Jaundice baby
Joshua Barry Piland and Rachel Joy Piland opted to pray for their daughter after denying her treatment for jaundice, leading to her death Lansing Police Department

A Michigan couple has been charged after they denied jaundice treatment for their newborn daughter, leading to her death.

Rachel Joy Piland, 30, reportedly refused treatment for her daughter, saying, "God...makes no mistakes". Rachel and her 36-year-old husband, Joshua Barry Piland, were charged with involuntary manslaughter in the death of their three-day-old daughter, who was born 6 February.

Detective Peter Scaccia said during a court hearing that Rachel's brother notified police that a baby had died at the couple's home.

The midwife who attended the birth of the baby girl, named Abigail, said the infant appeared jaundiced the day after she was born.

She advised the mother to take the baby to the emergency room and warned her that the baby could suffer brain damage or die if she did not receive proper care.

"Rachel declined the seek any medical treatment for Abigail, stating God makes no mistakes," Scaccia said. "She indicated to the midwife that the baby was fine."

Rachel then cancelled subsequent appointments with the midwife, the New York Daily News reported.

Scaccia said that two days after Abigail was born, she was not eating and coughed up blood.

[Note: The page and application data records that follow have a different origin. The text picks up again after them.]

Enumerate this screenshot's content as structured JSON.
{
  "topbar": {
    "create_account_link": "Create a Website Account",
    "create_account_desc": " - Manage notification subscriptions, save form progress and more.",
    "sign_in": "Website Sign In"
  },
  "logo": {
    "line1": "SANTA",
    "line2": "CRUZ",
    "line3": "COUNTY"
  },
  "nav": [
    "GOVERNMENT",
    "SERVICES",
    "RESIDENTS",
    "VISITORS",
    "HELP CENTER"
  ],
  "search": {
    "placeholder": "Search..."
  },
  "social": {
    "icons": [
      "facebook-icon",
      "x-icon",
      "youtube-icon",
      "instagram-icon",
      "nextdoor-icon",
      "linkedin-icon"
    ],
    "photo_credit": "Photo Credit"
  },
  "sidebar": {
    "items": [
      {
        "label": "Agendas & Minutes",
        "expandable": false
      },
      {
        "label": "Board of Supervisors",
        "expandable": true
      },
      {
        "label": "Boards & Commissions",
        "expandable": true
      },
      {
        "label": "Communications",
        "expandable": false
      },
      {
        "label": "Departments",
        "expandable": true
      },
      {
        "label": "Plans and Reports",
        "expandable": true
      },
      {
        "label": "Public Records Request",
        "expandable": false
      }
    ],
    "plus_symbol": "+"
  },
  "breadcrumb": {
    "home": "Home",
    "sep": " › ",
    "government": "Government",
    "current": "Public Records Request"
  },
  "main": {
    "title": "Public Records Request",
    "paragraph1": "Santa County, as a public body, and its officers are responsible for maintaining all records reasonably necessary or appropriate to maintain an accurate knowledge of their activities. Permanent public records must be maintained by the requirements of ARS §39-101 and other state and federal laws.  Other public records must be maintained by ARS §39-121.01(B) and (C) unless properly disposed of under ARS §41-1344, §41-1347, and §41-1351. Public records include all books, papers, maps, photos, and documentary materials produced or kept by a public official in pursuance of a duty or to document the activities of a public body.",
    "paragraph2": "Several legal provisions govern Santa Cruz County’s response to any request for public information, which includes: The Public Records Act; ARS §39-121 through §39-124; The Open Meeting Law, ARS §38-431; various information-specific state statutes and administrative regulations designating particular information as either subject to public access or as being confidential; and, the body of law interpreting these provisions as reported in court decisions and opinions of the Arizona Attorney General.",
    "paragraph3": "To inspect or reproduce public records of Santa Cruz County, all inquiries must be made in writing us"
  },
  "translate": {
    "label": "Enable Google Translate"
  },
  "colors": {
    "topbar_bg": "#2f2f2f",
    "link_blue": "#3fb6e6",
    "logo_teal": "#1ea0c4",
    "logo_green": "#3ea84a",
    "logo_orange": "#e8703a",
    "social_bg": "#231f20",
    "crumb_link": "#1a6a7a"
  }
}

The mother allegedly placed the newborn "near a window wearing just a diaper utilizing a hair dryer to keep her warm," he said.

Rachel's mother, Rebecca Kerr, also warned her daughter that Abigail's skin was off. "Rachel told Rebecca about (the midwife's) concern," the detective told the court. "And then Rachel went to listen to sermons."

Medical help

According to the Lansing State Journal, Kerr urged her daughter to seek medical help but "Rachel would not allow her". On the morning of 9 February, Kerr noticed her granddaughter was not eating or breathing well and blood was coming out of her nose.

Scaccia said the mother found the newborn "lifeless and not breathing" in a bouncy seat around 11am. The baby was then brought to her father, who was unable to revive her.

The couple brought the couple upstairs to "pray for her" and invited friends to join them to pray for her resurrection. The pair did not call police, Scaccia said. Police later arrived at the home and found people praying for the dead infant.

Abigail was found to have died from unconjugated hyperbilirubinemia and kernicterus, conditions related to jaundice, according to a medical examiner. "He said if treated, most likely she would've been alive," Scaccia testified.

The couple was charged with involuntary manslaughter and released on a $75,000 bond on 21 September. If convicted, they face up to 15 years in prison each. They are scheduled to appear 5 October in Lansing's 54A District Court.